In Spotlights

Anneli Tostar – Business Growth Associate, Longevity Partners

Anneli is a half-Swedish Oregonian, passionate about shaping sustainable built environments for all. As the first US employee, Anneli is part responsible for building out business operations for Longevity Partners, a global real estate sustainability consultancy, in North America. Anneli has an MSc in Sustainable Urban Planning & Design from KTH in Stockholm, and a B.A. in Anthropology and Environmental Science & Public Policy from Harvard University. She has previously worked at The Better Buildings Partnership, where she oversaw stakeholder engagement for a collaboration of

UK real estate firms, focused on sustainability. She has also worked at an ESG consultancy and a social impact consultancy. In her “spare” time Anneli runs a sustainable fashion blog called MILJO and is a professional artist. After living in Oregon, Boston, New York, Stockholm, and London, among other places, Anneli now calls San Francisco home.

How did you become interested in environmental work? / What is the educational and career path that led to your current career?

There was never really a time in my life when I wasn’t interested in environmental issues. Growing up in Oregon, there are stunning natural resources at your doorstep, which led to a deep connection to the natural world at a young age. However, it took me a while to find my place in the movement (and I’m still figuring it out). I knew that I wanted to work with people so in college I pursued environmental journalism, but then I stumbled into urban planning through research on transportation policy. That’s when I really fell in love with the built environment space more broadly and realized the impact that it has on both equity and environmental sustainability.

Discuss any mentors that have helped or inspired you to reach your aspirations.

I’ve had a lot of amazing mentors in my life that have helped to shape my thinking, mostly in academic realms. Early on I had some stellar elementary school teachers who fostered a love for the natural world. I had a fantastic science advisor in high school (Amy Schauer) who encouraged me to pursue my wildest intellectual curiosities, as well as a mentor in college (Daniel Schrag) who gave me a deeper understanding of the pragmatic side of environmental policy.
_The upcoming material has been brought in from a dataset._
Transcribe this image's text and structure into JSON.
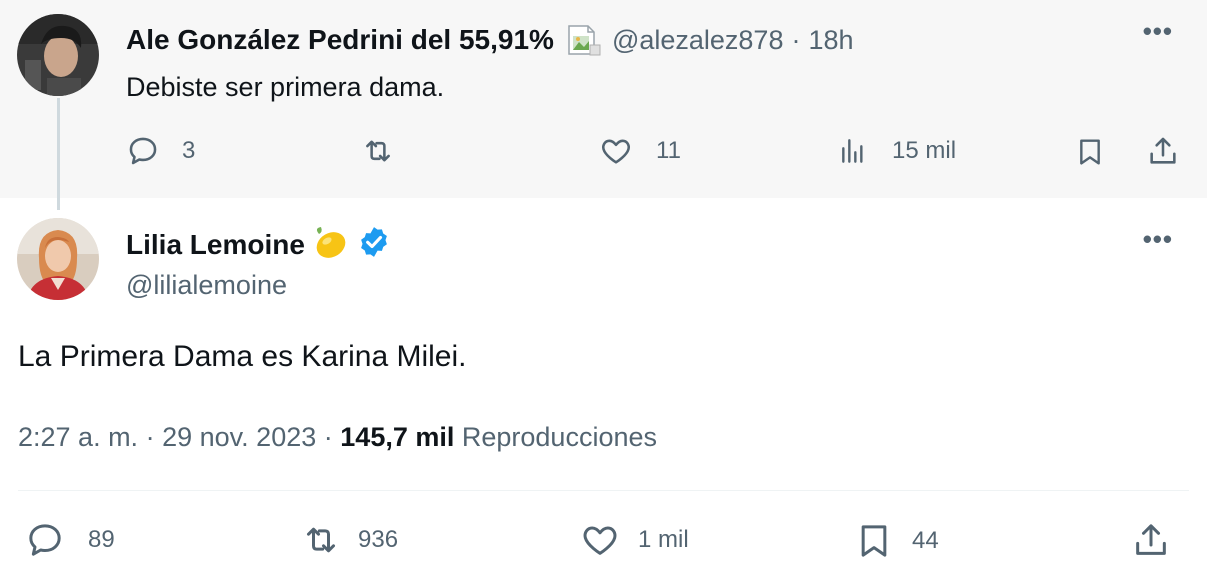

My research advisors in college (Diane Davis) and grad school (Jennifer Mack) both pushed me to consider the historical precedent for urban policies but also led me to understand the intersectionality of this field. And professionally I’ve been lucky to work for a number of companies that have allowed me to be fairly autonomous, including Longevity, which I think is crucial for us to understand what we’re capable of in a work context.

What are your suggestions on how WEN members can become more involved in your sector of the environmental movement?

The sustainability of buildings is often given less attention than the environmental impact of the oil and gas sectors. However, when accounting for construction materials as well as operational emissions, buildings make up approximately 40% of all global greenhouse gas emissions. That’s huge!

There are many ways for us to think more sustainably around the built environment, but perhaps the most impactful thing you can do is to encourage your employer to measure the emissions that come from your company’s spaces (and then do something about it). There are a lot of “quick wins” on the energy efficiency front that any company can implement. When you, your company, or your family are looking to replace appliances (including water heaters), opt for low-energy and/or electric versions. And of course, pay attention to public hearings and encourage strong environmental standards for buildings!

Connect with Anneli on LinkedIn

Longevity Partners website: 

MILJO website: